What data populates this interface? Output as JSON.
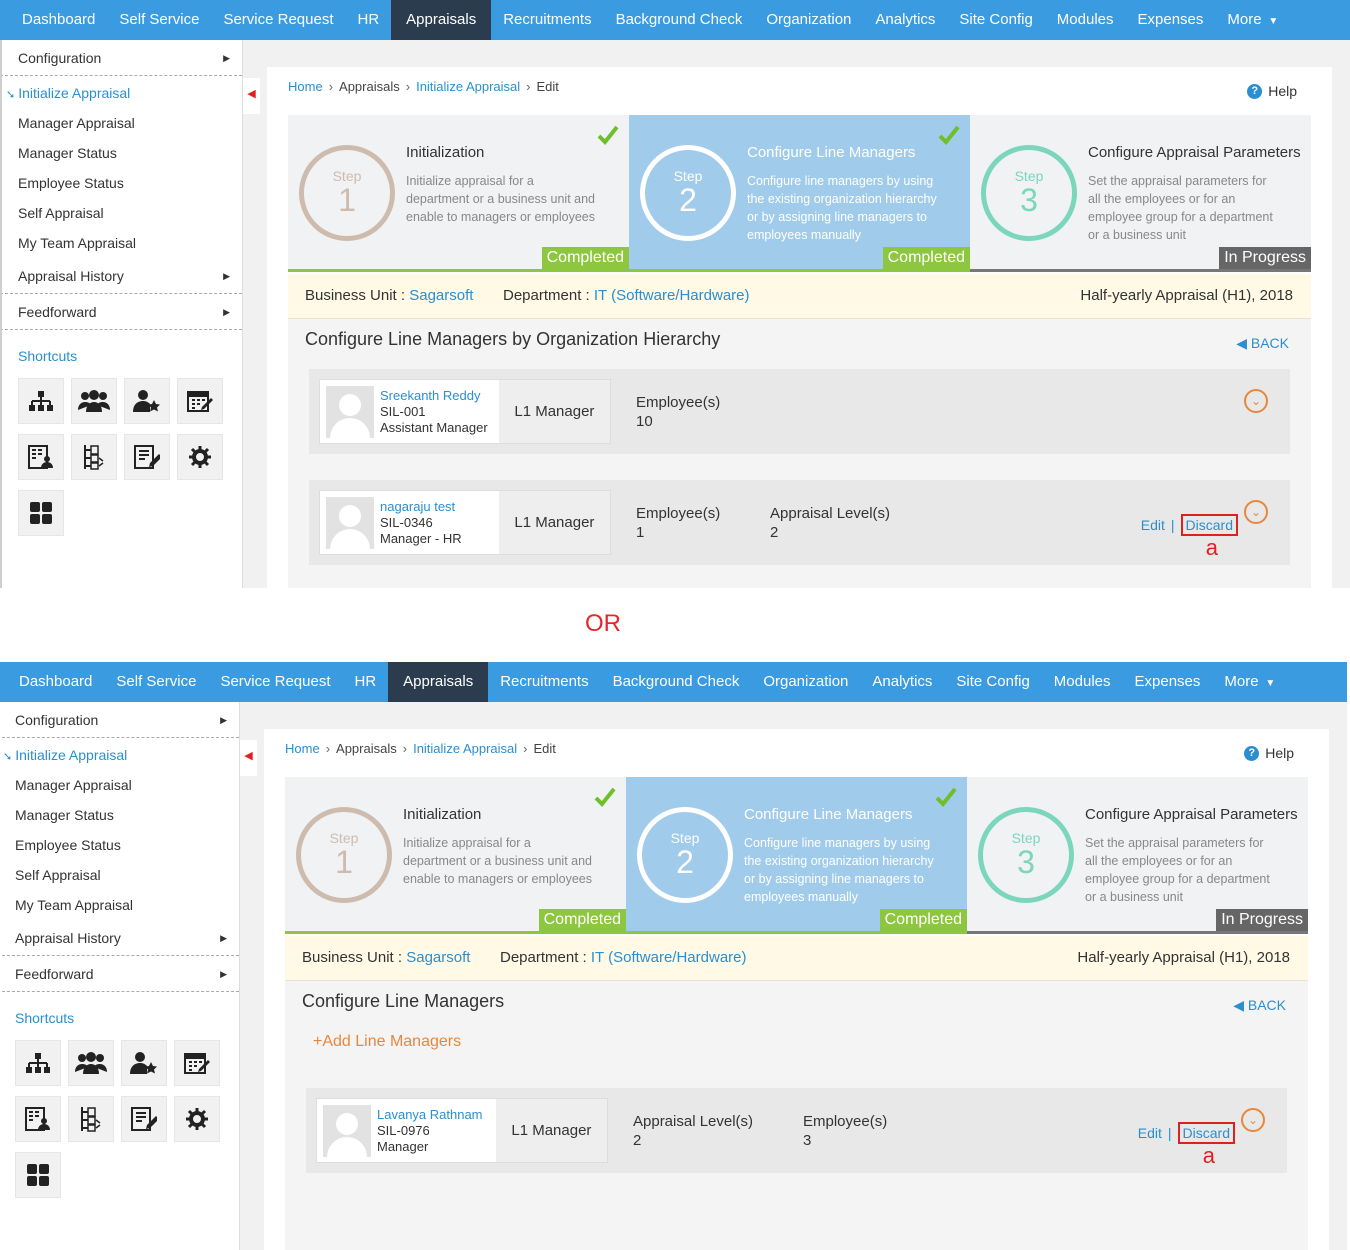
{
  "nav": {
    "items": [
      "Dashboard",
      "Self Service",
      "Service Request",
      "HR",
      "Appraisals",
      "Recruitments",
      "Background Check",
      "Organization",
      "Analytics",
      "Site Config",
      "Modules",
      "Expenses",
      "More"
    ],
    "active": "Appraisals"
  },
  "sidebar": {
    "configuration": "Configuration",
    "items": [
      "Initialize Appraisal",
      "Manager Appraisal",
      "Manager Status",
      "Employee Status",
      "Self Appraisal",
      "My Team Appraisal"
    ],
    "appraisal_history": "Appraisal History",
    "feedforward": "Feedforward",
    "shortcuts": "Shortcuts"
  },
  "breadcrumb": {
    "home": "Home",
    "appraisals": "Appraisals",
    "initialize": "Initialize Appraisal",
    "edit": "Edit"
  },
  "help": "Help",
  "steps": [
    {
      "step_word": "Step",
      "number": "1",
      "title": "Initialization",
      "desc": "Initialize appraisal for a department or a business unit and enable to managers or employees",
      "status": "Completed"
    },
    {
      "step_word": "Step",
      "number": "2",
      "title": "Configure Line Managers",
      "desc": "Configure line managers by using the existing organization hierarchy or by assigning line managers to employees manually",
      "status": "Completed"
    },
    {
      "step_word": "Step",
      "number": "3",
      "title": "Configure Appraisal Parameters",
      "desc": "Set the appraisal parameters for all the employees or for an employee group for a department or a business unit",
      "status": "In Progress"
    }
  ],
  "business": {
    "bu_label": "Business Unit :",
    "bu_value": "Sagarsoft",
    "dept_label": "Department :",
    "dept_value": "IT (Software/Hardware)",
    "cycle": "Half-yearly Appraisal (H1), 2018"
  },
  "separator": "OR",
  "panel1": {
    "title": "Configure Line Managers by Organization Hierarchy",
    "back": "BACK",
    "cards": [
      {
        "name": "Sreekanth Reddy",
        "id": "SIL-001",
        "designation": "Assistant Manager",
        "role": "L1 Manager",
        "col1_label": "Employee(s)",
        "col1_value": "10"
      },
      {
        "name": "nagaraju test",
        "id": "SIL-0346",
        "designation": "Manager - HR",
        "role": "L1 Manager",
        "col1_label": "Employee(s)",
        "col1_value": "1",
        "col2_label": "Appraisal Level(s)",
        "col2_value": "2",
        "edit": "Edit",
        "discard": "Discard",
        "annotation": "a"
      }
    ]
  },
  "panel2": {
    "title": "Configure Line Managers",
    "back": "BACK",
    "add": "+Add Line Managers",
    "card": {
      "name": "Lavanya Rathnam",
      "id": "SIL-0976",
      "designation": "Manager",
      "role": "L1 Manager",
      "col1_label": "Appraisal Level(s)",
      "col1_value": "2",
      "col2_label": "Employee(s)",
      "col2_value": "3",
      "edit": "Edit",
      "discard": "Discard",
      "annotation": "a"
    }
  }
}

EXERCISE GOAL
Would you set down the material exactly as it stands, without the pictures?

EXERCISE ANSWER
What data populates this interface? Output as JSON.
{
  "nav": {
    "items": [
      "Dashboard",
      "Self Service",
      "Service Request",
      "HR",
      "Appraisals",
      "Recruitments",
      "Background Check",
      "Organization",
      "Analytics",
      "Site Config",
      "Modules",
      "Expenses",
      "More"
    ],
    "active": "Appraisals"
  },
  "sidebar": {
    "configuration": "Configuration",
    "items": [
      "Initialize Appraisal",
      "Manager Appraisal",
      "Manager Status",
      "Employee Status",
      "Self Appraisal",
      "My Team Appraisal"
    ],
    "appraisal_history": "Appraisal History",
    "feedforward": "Feedforward",
    "shortcuts": "Shortcuts"
  },
  "breadcrumb": {
    "home": "Home",
    "appraisals": "Appraisals",
    "initialize": "Initialize Appraisal",
    "edit": "Edit"
  },
  "help": "Help",
  "steps": [
    {
      "step_word": "Step",
      "number": "1",
      "title": "Initialization",
      "desc": "Initialize appraisal for a department or a business unit and enable to managers or employees",
      "status": "Completed"
    },
    {
      "step_word": "Step",
      "number": "2",
      "title": "Configure Line Managers",
      "desc": "Configure line managers by using the existing organization hierarchy or by assigning line managers to employees manually",
      "status": "Completed"
    },
    {
      "step_word": "Step",
      "number": "3",
      "title": "Configure Appraisal Parameters",
      "desc": "Set the appraisal parameters for all the employees or for an employee group for a department or a business unit",
      "status": "In Progress"
    }
  ],
  "business": {
    "bu_label": "Business Unit :",
    "bu_value": "Sagarsoft",
    "dept_label": "Department :",
    "dept_value": "IT (Software/Hardware)",
    "cycle": "Half-yearly Appraisal (H1), 2018"
  },
  "separator": "OR",
  "panel1": {
    "title": "Configure Line Managers by Organization Hierarchy",
    "back": "BACK",
    "cards": [
      {
        "name": "Sreekanth Reddy",
        "id": "SIL-001",
        "designation": "Assistant Manager",
        "role": "L1 Manager",
        "col1_label": "Employee(s)",
        "col1_value": "10"
      },
      {
        "name": "nagaraju test",
        "id": "SIL-0346",
        "designation": "Manager - HR",
        "role": "L1 Manager",
        "col1_label": "Employee(s)",
        "col1_value": "1",
        "col2_label": "Appraisal Level(s)",
        "col2_value": "2",
        "edit": "Edit",
        "discard": "Discard",
        "annotation": "a"
      }
    ]
  },
  "panel2": {
    "title": "Configure Line Managers",
    "back": "BACK",
    "add": "+Add Line Managers",
    "card": {
      "name": "Lavanya Rathnam",
      "id": "SIL-0976",
      "designation": "Manager",
      "role": "L1 Manager",
      "col1_label": "Appraisal Level(s)",
      "col1_value": "2",
      "col2_label": "Employee(s)",
      "col2_value": "3",
      "edit": "Edit",
      "discard": "Discard",
      "annotation": "a"
    }
  }
}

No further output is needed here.